The stragglers will be key to stopping Covid, however, and what exactly the government can do to encourage and cajole anti-vax Americans is coming soon.
There are anomalies among states (states with lower vaccination rates tend to be more Republican) and within states. But other countries couldn’t dream of those numbers.
The question is when will enough get vaccinated to protect the country.
And that will take some pushing and prodding, particularly with younger Americans.
“The trouble is they feel like they are invincible and that makes them a tough group to reach,” she said. The next line of the story is that she hasn’t been able to get her own children vaccinated.
“I’m still working on them and I shame them every day,” she jokes.
If you isolate to just Americans under 30 and assume recent vaccination rates, only 57.5% of people under the age of 30 will have received at least one dose of Covid-19 vaccine by the end of August, according to one projection.
Carrots to get vaccines. We’re all familiar with the freebies, the raffles, the lotteries and the other come-ons the government and companies have hatched to get the disinterested and the disaffected to roll up their sleeves.
Things are starting to get more direct. As in, if you don’t get the vaccine, you can’t study or work here.
The school eased around state law by requiring vaccination, but not documentation of the vaccination. The students argue that’s beside the point.
“They’re suing because they’re being stripped of their constitutional rights to make medical treatment decisions for themselves and to protect their own bodily integrity. After all, they are adults and they would like to weigh the risks and consequences of taking the vaccination or getting Covid,” James Bopp Jr., lead attorney for the plaintiffs, told CNN’s Ana Cabrera.
One interesting question courts could answer is whether state universities — congregation points for that young, unvaccinated cohort — are arms of the state.
A federal judge rejected a suit brought by more than 100 employees against Houston Methodist Hospital, which required employees to get vaccinated to keep their jobs. The employees have appealed the decision.
It’s obviously important to track these lawsuits, but it’s also important to recognize the scale of discontent, which actually seems quite small.
It’s a less-than 1% problem. From CNN’s report: Houston Methodist CEO Marc Boom said earlier this month that 24,947 employees were fully vaccinated… On Tuesday, a hospital spokesperson said 153 employees either resigned during a two-week suspension period that began June 8 or were terminated this week.

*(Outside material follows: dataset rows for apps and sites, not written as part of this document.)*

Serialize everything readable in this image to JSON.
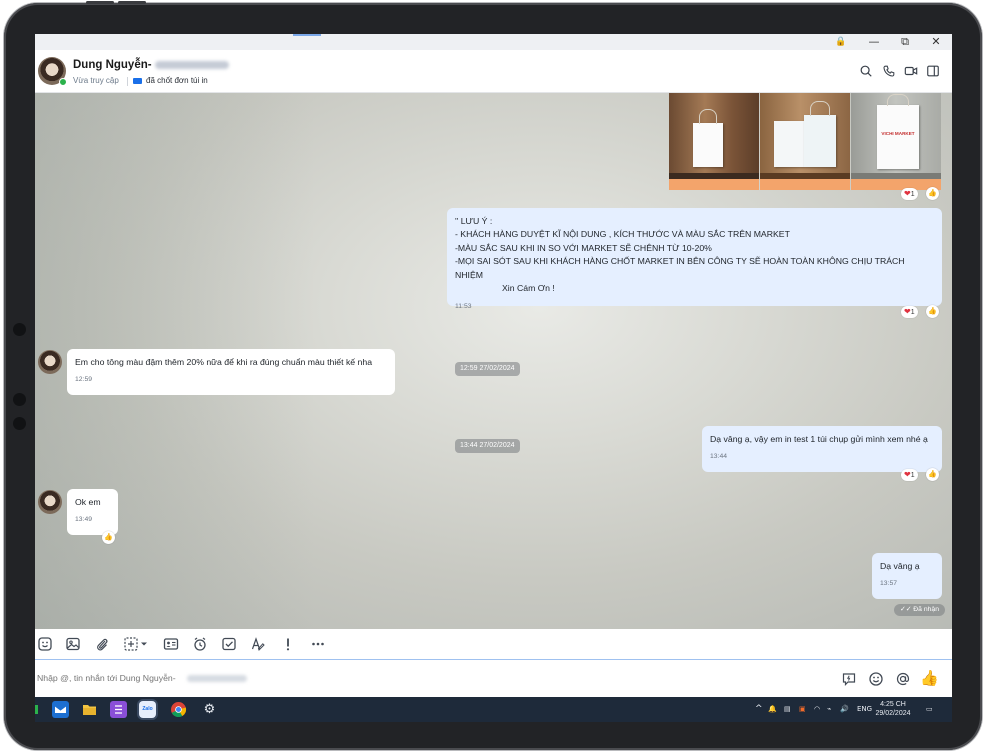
{
  "window": {
    "controls": {
      "lock": "🔒",
      "minimize": "—",
      "maximize": "⧉",
      "close": "✕"
    }
  },
  "header": {
    "contact_name": "Dung Nguyễn-",
    "status": "Vừa truy cập",
    "tag": "đã chốt đơn túi in",
    "icons": [
      "search-icon",
      "phone-icon",
      "video-icon",
      "sidebar-toggle-icon"
    ]
  },
  "product_images": [
    {
      "brand": "",
      "caption": ""
    },
    {
      "brand": "",
      "caption": ""
    },
    {
      "brand": "VICHI MARKET",
      "caption": ""
    }
  ],
  "messages": {
    "note": {
      "lines": [
        "'' LƯU Ý :",
        "- KHÁCH HÀNG DUYỆT KĨ NỘI DUNG , KÍCH THƯỚC  VÀ MÀU SẮC TRÊN MARKET",
        "-MÀU SẮC SAU KHI IN SO VỚI MARKET SẼ CHÊNH TỪ 10-20%",
        "-MỌI SAI SÓT SAU KHI KHÁCH HÀNG CHỐT MARKET IN BÊN CÔNG TY SẼ HOÀN TOÀN KHÔNG CHỊU TRÁCH NHIỆM",
        "Xin Cám Ơn !"
      ],
      "time": "11:53",
      "reaction_count": "1"
    },
    "images_reaction_count": "1",
    "date_chip_1": "12:59 27/02/2024",
    "incoming_1": {
      "text": "Em cho tông màu đậm thêm 20% nữa để khi ra đúng chuẩn màu thiết kế nha",
      "time": "12:59"
    },
    "date_chip_2": "13:44 27/02/2024",
    "outgoing_1": {
      "text": "Dạ vâng ạ, vậy em in test 1 túi chụp gửi mình xem nhé ạ",
      "time": "13:44",
      "reaction_count": "1"
    },
    "incoming_2": {
      "text": "Ok em",
      "time": "13:49"
    },
    "outgoing_2": {
      "text": "Dạ vâng ạ",
      "time": "13:57"
    },
    "delivery_status": "✓✓ Đã nhận"
  },
  "toolbar": {
    "icons": [
      "sticker-icon",
      "image-icon",
      "attachment-icon",
      "screenshot-icon",
      "contact-card-icon",
      "reminder-icon",
      "task-icon",
      "text-format-icon",
      "urgent-icon",
      "more-icon"
    ]
  },
  "composer": {
    "placeholder": "Nhập @, tin nhắn tới Dung Nguyễn-"
  },
  "taskbar": {
    "language": "ENG",
    "time": "4:25 CH",
    "date": "29/02/2024",
    "zalo_label": "Zalo"
  },
  "colors": {
    "outgoing_bubble": "#e5efff",
    "incoming_bubble": "#ffffff",
    "accent": "#1a6fe8",
    "heart": "#e03340",
    "taskbar": "#1e2a3a"
  }
}
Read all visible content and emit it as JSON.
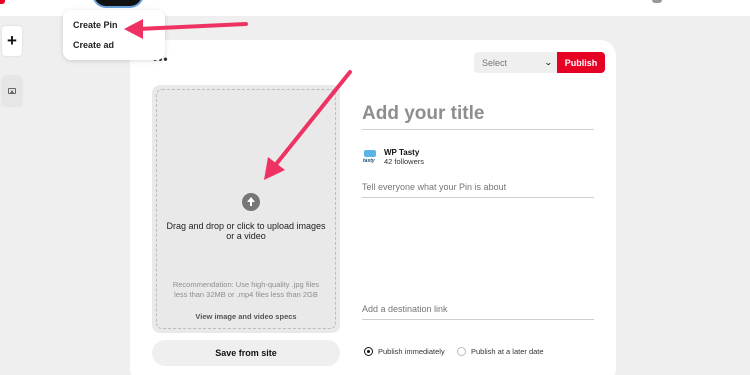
{
  "menu": {
    "items": [
      "Create Pin",
      "Create ad"
    ]
  },
  "sidebar": {
    "add_label": "+",
    "add_icon": "plus-icon",
    "images_icon": "image-icon"
  },
  "toolbar": {
    "more_label": "•••",
    "select_placeholder": "Select",
    "select_chevron": "⌄",
    "publish_label": "Publish"
  },
  "upload": {
    "icon": "upload-arrow-icon",
    "instruction": "Drag and drop or click to upload images or a video",
    "recommendation": "Recommendation: Use high-quality .jpg files less than 32MB or .mp4 files less than 2GB",
    "specs_link": "View image and video specs",
    "save_from_site": "Save from site"
  },
  "form": {
    "title_placeholder": "Add your title",
    "account_name": "WP Tasty",
    "account_logo_text": "tasty",
    "followers": "42 followers",
    "description_placeholder": "Tell everyone what your Pin is about",
    "link_placeholder": "Add a destination link"
  },
  "publish_options": {
    "immediately": "Publish immediately",
    "later": "Publish at a later date",
    "selected": "immediately"
  },
  "colors": {
    "brand_red": "#e60023",
    "annotation_arrow": "#ee3364"
  }
}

LaTricia Blank, an ultrasound technologist, is one of the fired employees. She argued to CNN’s Erin Burnett that the three vaccines used in the US have gotten only emergency use approval from the FDA and she worries that they went through a rushed process.
“You’re not going to turn away a patient and give them care if they don’t have a vaccine. Don’t take away my choice,” she said.
116 year-old precedent: States can mandate vaccines. It’s not clear how long or even if these questions will make it to the US Supreme Court, but it’s notable the court’s most important vaccine mandate story dates back to 1905, when the city of Cambridge, Massachusetts, levied a $5 fine on people who refused to get smallpox shots.
Pastor Henning Jacobson sued in 1902, arguing “compulsion to introduce disease into a healthy system (the vaccine) is a violation of liberty.”
That sounds exactly like the students in Indiana today.
Courts take forever. That key Supreme Court decision was handed down a year before the US Food and Drug Administration, which approves drugs today, was founded in 1906. Things have changed in 116 years!
Life and liberty. The difference today could be the many US states, under Republican governors, passing laws that defer to liberty over public safety when it comes to vaccines.
In the US, it’s the honor system. Traveling to Europe is another story.
Everyone is making a choice about their own vaccination. But those choices have consequences, particularly as the more-contagious Delta variant spreads through the country.
One victim’s wife said they had both considered getting the vaccine but were still concerned about things they felt were unknown.
“We were just researching and trying to follow up about the vaccine, we just wasn’t ready yet,” she said.
Meantime, the government will try to get as many Americans vaccinated as possible.